#### YOUR INSTRUCTIONS:
An exact copy of all the entries is what is needed here.

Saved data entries

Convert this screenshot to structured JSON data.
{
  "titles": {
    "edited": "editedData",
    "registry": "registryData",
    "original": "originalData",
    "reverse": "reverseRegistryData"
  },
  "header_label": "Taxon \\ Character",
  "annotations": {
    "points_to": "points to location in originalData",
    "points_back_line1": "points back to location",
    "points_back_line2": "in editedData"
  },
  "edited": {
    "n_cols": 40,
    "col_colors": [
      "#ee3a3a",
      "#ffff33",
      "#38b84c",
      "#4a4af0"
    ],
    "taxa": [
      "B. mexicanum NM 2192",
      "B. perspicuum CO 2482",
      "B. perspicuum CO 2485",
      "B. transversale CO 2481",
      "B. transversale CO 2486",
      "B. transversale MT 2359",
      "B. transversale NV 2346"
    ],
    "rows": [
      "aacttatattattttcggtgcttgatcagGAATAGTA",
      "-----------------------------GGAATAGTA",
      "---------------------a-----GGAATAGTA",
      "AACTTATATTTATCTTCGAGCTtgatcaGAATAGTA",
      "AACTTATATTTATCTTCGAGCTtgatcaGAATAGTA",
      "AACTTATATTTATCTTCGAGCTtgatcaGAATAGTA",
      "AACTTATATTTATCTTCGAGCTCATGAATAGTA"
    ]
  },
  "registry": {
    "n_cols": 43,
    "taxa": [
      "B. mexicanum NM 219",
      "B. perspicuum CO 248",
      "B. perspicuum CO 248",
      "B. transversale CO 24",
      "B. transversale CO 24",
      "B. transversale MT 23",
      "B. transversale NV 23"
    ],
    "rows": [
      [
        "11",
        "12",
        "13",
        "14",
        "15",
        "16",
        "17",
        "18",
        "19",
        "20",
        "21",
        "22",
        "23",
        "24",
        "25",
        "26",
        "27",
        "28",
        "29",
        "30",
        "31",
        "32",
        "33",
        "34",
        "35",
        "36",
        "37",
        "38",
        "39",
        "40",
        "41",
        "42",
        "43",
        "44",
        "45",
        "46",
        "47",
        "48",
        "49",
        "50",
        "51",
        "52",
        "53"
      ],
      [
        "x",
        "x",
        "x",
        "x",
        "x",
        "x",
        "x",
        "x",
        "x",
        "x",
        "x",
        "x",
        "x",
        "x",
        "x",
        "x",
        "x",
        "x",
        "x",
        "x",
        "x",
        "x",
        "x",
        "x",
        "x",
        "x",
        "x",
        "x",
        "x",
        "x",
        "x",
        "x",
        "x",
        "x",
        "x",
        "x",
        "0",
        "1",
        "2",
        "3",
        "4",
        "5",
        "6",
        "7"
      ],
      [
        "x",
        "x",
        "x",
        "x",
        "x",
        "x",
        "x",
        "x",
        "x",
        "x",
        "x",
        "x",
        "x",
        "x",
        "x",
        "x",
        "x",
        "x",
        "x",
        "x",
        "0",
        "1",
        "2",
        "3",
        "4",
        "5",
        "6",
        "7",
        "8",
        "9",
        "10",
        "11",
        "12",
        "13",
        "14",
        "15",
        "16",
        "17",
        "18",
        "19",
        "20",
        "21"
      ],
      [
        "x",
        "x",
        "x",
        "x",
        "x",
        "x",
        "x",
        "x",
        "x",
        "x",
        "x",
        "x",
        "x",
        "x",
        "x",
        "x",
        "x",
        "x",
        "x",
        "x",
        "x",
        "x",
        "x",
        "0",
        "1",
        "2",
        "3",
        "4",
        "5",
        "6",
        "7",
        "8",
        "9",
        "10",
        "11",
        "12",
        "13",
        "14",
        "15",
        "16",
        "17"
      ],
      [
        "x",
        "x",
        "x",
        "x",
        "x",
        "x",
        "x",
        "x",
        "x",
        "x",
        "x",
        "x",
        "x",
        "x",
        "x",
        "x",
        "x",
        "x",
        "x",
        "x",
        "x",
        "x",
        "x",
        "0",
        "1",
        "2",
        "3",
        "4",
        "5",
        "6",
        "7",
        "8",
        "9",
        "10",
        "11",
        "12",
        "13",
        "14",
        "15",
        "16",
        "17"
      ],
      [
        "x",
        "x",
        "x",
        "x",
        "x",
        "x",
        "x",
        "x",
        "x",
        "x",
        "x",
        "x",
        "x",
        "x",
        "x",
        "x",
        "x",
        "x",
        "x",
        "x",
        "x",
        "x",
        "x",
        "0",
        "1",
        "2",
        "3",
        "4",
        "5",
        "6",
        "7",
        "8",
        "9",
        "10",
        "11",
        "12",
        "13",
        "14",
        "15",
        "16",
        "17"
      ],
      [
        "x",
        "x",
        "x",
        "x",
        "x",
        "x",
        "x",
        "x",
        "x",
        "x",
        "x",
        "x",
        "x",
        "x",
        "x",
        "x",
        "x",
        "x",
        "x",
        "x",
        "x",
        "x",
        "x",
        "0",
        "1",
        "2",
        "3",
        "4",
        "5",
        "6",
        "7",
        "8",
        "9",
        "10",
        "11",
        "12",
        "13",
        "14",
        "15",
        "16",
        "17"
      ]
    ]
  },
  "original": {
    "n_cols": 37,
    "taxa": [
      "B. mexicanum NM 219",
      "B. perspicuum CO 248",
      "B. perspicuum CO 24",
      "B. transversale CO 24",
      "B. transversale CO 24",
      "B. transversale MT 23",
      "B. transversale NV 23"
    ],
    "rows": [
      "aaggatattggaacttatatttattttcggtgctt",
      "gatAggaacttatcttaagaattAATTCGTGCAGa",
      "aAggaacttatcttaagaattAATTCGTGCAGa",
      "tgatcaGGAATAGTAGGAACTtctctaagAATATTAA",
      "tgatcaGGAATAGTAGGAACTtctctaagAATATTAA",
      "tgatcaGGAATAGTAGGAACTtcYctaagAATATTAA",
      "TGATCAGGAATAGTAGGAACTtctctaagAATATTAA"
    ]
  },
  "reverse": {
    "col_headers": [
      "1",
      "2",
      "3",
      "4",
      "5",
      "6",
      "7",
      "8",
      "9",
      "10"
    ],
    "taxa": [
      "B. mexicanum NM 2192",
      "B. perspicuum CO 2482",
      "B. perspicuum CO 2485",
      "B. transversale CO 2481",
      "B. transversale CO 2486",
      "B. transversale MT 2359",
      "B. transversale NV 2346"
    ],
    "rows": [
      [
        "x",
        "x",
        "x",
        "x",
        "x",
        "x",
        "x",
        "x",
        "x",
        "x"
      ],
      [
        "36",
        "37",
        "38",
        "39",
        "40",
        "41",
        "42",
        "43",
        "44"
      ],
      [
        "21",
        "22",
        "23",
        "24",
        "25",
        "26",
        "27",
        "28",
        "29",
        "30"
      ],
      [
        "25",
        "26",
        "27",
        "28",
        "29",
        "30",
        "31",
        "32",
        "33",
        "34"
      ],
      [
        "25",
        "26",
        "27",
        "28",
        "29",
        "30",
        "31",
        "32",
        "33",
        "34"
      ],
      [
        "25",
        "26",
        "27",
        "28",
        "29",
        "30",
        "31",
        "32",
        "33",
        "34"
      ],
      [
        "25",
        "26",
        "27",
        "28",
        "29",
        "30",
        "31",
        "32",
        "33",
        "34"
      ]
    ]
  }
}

#### EXERCISE OUTPUT:
Convert this screenshot to structured JSON data.
{
  "titles": {
    "edited": "editedData",
    "registry": "registryData",
    "original": "originalData",
    "reverse": "reverseRegistryData"
  },
  "header_label": "Taxon \\ Character",
  "annotations": {
    "points_to": "points to location in originalData",
    "points_back_line1": "points back to location",
    "points_back_line2": "in editedData"
  },
  "edited": {
    "n_cols": 40,
    "col_colors": [
      "#ee3a3a",
      "#ffff33",
      "#38b84c",
      "#4a4af0"
    ],
    "taxa": [
      "B. mexicanum NM 2192",
      "B. perspicuum CO 2482",
      "B. perspicuum CO 2485",
      "B. transversale CO 2481",
      "B. transversale CO 2486",
      "B. transversale MT 2359",
      "B. transversale NV 2346"
    ],
    "rows": [
      "aacttatattattttcggtgcttgatcagGAATAGTA",
      "-----------------------------GGAATAGTA",
      "---------------------a-----GGAATAGTA",
      "AACTTATATTTATCTTCGAGCTtgatcaGAATAGTA",
      "AACTTATATTTATCTTCGAGCTtgatcaGAATAGTA",
      "AACTTATATTTATCTTCGAGCTtgatcaGAATAGTA",
      "AACTTATATTTATCTTCGAGCTCATGAATAGTA"
    ]
  },
  "registry": {
    "n_cols": 43,
    "taxa": [
      "B. mexicanum NM 219",
      "B. perspicuum CO 248",
      "B. perspicuum CO 248",
      "B. transversale CO 24",
      "B. transversale CO 24",
      "B. transversale MT 23",
      "B. transversale NV 23"
    ],
    "rows": [
      [
        "11",
        "12",
        "13",
        "14",
        "15",
        "16",
        "17",
        "18",
        "19",
        "20",
        "21",
        "22",
        "23",
        "24",
        "25",
        "26",
        "27",
        "28",
        "29",
        "30",
        "31",
        "32",
        "33",
        "34",
        "35",
        "36",
        "37",
        "38",
        "39",
        "40",
        "41",
        "42",
        "43",
        "44",
        "45",
        "46",
        "47",
        "48",
        "49",
        "50",
        "51",
        "52",
        "53"
      ],
      [
        "x",
        "x",
        "x",
        "x",
        "x",
        "x",
        "x",
        "x",
        "x",
        "x",
        "x",
        "x",
        "x",
        "x",
        "x",
        "x",
        "x",
        "x",
        "x",
        "x",
        "x",
        "x",
        "x",
        "x",
        "x",
        "x",
        "x",
        "x",
        "x",
        "x",
        "x",
        "x",
        "x",
        "x",
        "x",
        "x",
        "0",
        "1",
        "2",
        "3",
        "4",
        "5",
        "6",
        "7"
      ],
      [
        "x",
        "x",
        "x",
        "x",
        "x",
        "x",
        "x",
        "x",
        "x",
        "x",
        "x",
        "x",
        "x",
        "x",
        "x",
        "x",
        "x",
        "x",
        "x",
        "x",
        "0",
        "1",
        "2",
        "3",
        "4",
        "5",
        "6",
        "7",
        "8",
        "9",
        "10",
        "11",
        "12",
        "13",
        "14",
        "15",
        "16",
        "17",
        "18",
        "19",
        "20",
        "21"
      ],
      [
        "x",
        "x",
        "x",
        "x",
        "x",
        "x",
        "x",
        "x",
        "x",
        "x",
        "x",
        "x",
        "x",
        "x",
        "x",
        "x",
        "x",
        "x",
        "x",
        "x",
        "x",
        "x",
        "x",
        "0",
        "1",
        "2",
        "3",
        "4",
        "5",
        "6",
        "7",
        "8",
        "9",
        "10",
        "11",
        "12",
        "13",
        "14",
        "15",
        "16",
        "17"
      ],
      [
        "x",
        "x",
        "x",
        "x",
        "x",
        "x",
        "x",
        "x",
        "x",
        "x",
        "x",
        "x",
        "x",
        "x",
        "x",
        "x",
        "x",
        "x",
        "x",
        "x",
        "x",
        "x",
        "x",
        "0",
        "1",
        "2",
        "3",
        "4",
        "5",
        "6",
        "7",
        "8",
        "9",
        "10",
        "11",
        "12",
        "13",
        "14",
        "15",
        "16",
        "17"
      ],
      [
        "x",
        "x",
        "x",
        "x",
        "x",
        "x",
        "x",
        "x",
        "x",
        "x",
        "x",
        "x",
        "x",
        "x",
        "x",
        "x",
        "x",
        "x",
        "x",
        "x",
        "x",
        "x",
        "x",
        "0",
        "1",
        "2",
        "3",
        "4",
        "5",
        "6",
        "7",
        "8",
        "9",
        "10",
        "11",
        "12",
        "13",
        "14",
        "15",
        "16",
        "17"
      ],
      [
        "x",
        "x",
        "x",
        "x",
        "x",
        "x",
        "x",
        "x",
        "x",
        "x",
        "x",
        "x",
        "x",
        "x",
        "x",
        "x",
        "x",
        "x",
        "x",
        "x",
        "x",
        "x",
        "x",
        "0",
        "1",
        "2",
        "3",
        "4",
        "5",
        "6",
        "7",
        "8",
        "9",
        "10",
        "11",
        "12",
        "13",
        "14",
        "15",
        "16",
        "17"
      ]
    ]
  },
  "original": {
    "n_cols": 37,
    "taxa": [
      "B. mexicanum NM 219",
      "B. perspicuum CO 248",
      "B. perspicuum CO 24",
      "B. transversale CO 24",
      "B. transversale CO 24",
      "B. transversale MT 23",
      "B. transversale NV 23"
    ],
    "rows": [
      "aaggatattggaacttatatttattttcggtgctt",
      "gatAggaacttatcttaagaattAATTCGTGCAGa",
      "aAggaacttatcttaagaattAATTCGTGCAGa",
      "tgatcaGGAATAGTAGGAACTtctctaagAATATTAA",
      "tgatcaGGAATAGTAGGAACTtctctaagAATATTAA",
      "tgatcaGGAATAGTAGGAACTtcYctaagAATATTAA",
      "TGATCAGGAATAGTAGGAACTtctctaagAATATTAA"
    ]
  },
  "reverse": {
    "col_headers": [
      "1",
      "2",
      "3",
      "4",
      "5",
      "6",
      "7",
      "8",
      "9",
      "10"
    ],
    "taxa": [
      "B. mexicanum NM 2192",
      "B. perspicuum CO 2482",
      "B. perspicuum CO 2485",
      "B. transversale CO 2481",
      "B. transversale CO 2486",
      "B. transversale MT 2359",
      "B. transversale NV 2346"
    ],
    "rows": [
      [
        "x",
        "x",
        "x",
        "x",
        "x",
        "x",
        "x",
        "x",
        "x",
        "x"
      ],
      [
        "36",
        "37",
        "38",
        "39",
        "40",
        "41",
        "42",
        "43",
        "44"
      ],
      [
        "21",
        "22",
        "23",
        "24",
        "25",
        "26",
        "27",
        "28",
        "29",
        "30"
      ],
      [
        "25",
        "26",
        "27",
        "28",
        "29",
        "30",
        "31",
        "32",
        "33",
        "34"
      ],
      [
        "25",
        "26",
        "27",
        "28",
        "29",
        "30",
        "31",
        "32",
        "33",
        "34"
      ],
      [
        "25",
        "26",
        "27",
        "28",
        "29",
        "30",
        "31",
        "32",
        "33",
        "34"
      ],
      [
        "25",
        "26",
        "27",
        "28",
        "29",
        "30",
        "31",
        "32",
        "33",
        "34"
      ]
    ]
  }
}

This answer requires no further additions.